### TASK TO CARRY OUT
When the string "port" appears in a line of the records, show the whole line.

== == ==

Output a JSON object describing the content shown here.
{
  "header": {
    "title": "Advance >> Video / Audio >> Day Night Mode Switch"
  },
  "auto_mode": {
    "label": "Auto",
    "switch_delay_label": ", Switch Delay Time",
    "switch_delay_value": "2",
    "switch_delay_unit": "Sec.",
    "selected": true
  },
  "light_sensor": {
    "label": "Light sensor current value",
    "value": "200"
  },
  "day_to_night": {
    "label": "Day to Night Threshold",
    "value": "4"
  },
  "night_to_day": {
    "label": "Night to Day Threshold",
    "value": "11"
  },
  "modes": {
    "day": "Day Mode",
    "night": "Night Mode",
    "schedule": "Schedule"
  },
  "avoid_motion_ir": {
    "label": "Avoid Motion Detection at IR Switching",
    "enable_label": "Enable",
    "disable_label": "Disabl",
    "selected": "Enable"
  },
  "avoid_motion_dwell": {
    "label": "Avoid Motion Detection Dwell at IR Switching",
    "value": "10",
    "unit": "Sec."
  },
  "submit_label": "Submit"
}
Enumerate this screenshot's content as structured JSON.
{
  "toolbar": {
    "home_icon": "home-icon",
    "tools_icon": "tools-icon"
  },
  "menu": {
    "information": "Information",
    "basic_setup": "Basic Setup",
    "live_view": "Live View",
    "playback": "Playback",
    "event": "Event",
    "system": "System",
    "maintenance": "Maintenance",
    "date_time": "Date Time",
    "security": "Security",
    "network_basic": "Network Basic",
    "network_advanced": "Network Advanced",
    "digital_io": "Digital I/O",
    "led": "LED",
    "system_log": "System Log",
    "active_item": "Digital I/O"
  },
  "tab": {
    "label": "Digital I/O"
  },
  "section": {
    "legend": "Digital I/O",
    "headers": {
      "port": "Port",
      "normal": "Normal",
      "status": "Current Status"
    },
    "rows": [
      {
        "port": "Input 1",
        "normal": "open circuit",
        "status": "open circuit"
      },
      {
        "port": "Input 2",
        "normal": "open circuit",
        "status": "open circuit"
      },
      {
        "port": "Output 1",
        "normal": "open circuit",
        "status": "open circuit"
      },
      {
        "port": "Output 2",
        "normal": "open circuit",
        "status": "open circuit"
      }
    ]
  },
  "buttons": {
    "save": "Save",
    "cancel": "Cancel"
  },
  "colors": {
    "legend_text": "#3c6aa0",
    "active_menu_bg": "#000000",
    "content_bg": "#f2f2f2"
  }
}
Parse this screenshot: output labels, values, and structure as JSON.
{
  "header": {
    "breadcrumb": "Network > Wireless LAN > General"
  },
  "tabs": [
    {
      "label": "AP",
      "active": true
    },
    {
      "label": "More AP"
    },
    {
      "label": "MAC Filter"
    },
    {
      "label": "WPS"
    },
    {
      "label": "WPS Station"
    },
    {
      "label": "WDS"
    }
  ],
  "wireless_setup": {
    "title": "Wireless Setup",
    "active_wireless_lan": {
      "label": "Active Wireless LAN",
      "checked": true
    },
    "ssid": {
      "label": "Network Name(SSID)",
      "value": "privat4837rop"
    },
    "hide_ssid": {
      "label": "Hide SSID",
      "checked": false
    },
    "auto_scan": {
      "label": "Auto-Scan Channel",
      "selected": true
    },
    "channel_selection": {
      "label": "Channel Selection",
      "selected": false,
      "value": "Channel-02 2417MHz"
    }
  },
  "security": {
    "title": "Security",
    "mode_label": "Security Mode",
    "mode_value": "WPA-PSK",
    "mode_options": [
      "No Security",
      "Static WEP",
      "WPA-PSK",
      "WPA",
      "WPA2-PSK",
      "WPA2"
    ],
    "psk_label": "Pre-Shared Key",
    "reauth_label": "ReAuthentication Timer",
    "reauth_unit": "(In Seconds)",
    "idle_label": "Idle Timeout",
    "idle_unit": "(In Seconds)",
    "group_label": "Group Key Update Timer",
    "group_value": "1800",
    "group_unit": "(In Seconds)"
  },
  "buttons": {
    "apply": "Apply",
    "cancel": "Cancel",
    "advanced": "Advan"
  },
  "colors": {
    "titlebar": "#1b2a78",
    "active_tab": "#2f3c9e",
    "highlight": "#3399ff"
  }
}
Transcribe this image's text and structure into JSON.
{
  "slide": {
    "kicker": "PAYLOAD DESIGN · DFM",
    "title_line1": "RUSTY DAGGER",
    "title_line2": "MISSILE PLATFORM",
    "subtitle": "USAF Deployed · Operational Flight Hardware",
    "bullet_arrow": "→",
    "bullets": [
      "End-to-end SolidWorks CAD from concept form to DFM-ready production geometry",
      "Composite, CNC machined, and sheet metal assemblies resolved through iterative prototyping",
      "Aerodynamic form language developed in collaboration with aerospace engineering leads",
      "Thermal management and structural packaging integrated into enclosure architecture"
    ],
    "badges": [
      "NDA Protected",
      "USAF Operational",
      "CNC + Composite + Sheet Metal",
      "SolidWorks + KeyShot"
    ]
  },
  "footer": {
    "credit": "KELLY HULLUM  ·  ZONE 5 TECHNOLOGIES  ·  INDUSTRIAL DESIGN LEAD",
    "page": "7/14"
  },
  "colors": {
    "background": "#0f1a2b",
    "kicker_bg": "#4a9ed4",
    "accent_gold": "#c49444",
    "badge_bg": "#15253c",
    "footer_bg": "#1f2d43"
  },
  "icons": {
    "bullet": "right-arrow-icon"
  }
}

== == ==

### FINISHED TASK
      "port": "Port",
        "port": "Input 1",
        "port": "Input 2",
        "port": "Output 1",
        "port": "Output 2",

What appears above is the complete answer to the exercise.